- WHAT YOU NEED TO DO
Your copy of the data should match it exactly, leaving out only the pictures.

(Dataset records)

++++++++

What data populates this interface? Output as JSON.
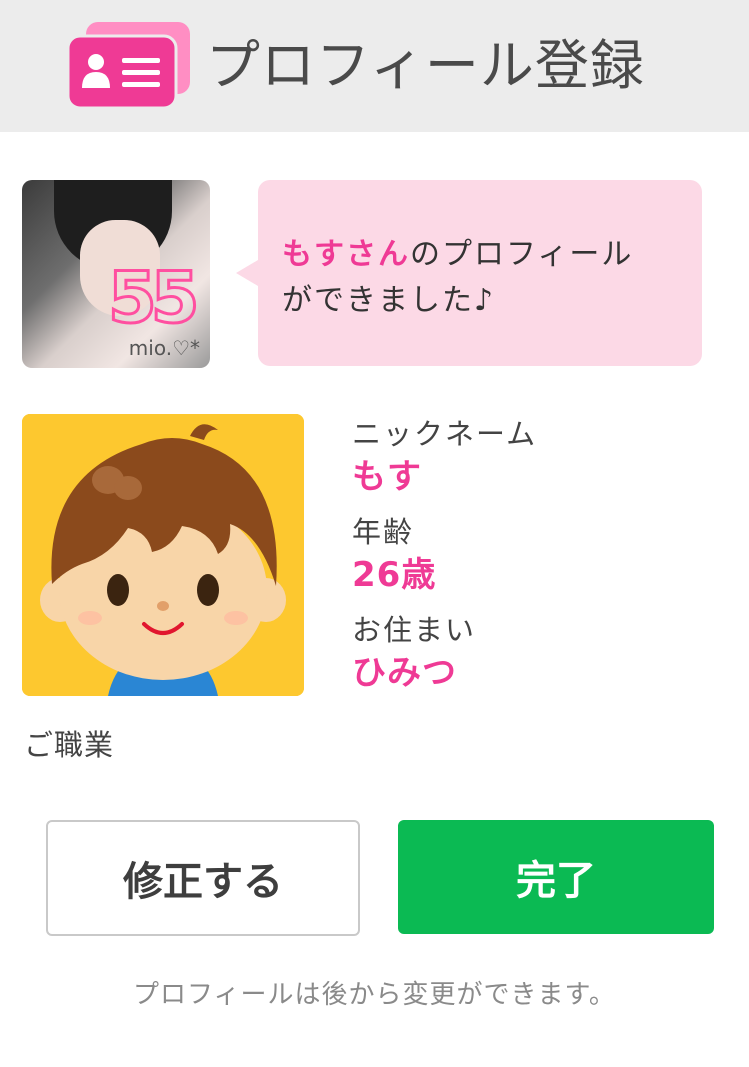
{
  "header": {
    "title": "プロフィール登録",
    "icon": "profile-card-icon"
  },
  "photo": {
    "caption": "mio.♡*",
    "deco_text": "55"
  },
  "bubble": {
    "name": "もすさん",
    "line1_rest": "のプロフィール",
    "line2": "ができました♪"
  },
  "profile": {
    "nickname_label": "ニックネーム",
    "nickname_value": "もす",
    "age_label": "年齢",
    "age_value": "26歳",
    "residence_label": "お住まい",
    "residence_value": "ひみつ",
    "occupation_label": "ご職業"
  },
  "buttons": {
    "edit_label": "修正する",
    "done_label": "完了"
  },
  "footer": {
    "note": "プロフィールは後から変更ができます。"
  },
  "colors": {
    "accent_pink": "#ef3a95",
    "bubble_pink": "#fcd9e6",
    "done_green": "#0bba53",
    "header_bg": "#ececec"
  }
}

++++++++

- PROBLEM SOLUTION
What data populates this interface? Output as JSON.
{
  "header": {
    "title": "プロフィール登録",
    "icon": "profile-card-icon"
  },
  "photo": {
    "caption": "mio.♡*",
    "deco_text": "55"
  },
  "bubble": {
    "name": "もすさん",
    "line1_rest": "のプロフィール",
    "line2": "ができました♪"
  },
  "profile": {
    "nickname_label": "ニックネーム",
    "nickname_value": "もす",
    "age_label": "年齢",
    "age_value": "26歳",
    "residence_label": "お住まい",
    "residence_value": "ひみつ",
    "occupation_label": "ご職業"
  },
  "buttons": {
    "edit_label": "修正する",
    "done_label": "完了"
  },
  "footer": {
    "note": "プロフィールは後から変更ができます。"
  },
  "colors": {
    "accent_pink": "#ef3a95",
    "bubble_pink": "#fcd9e6",
    "done_green": "#0bba53",
    "header_bg": "#ececec"
  }
}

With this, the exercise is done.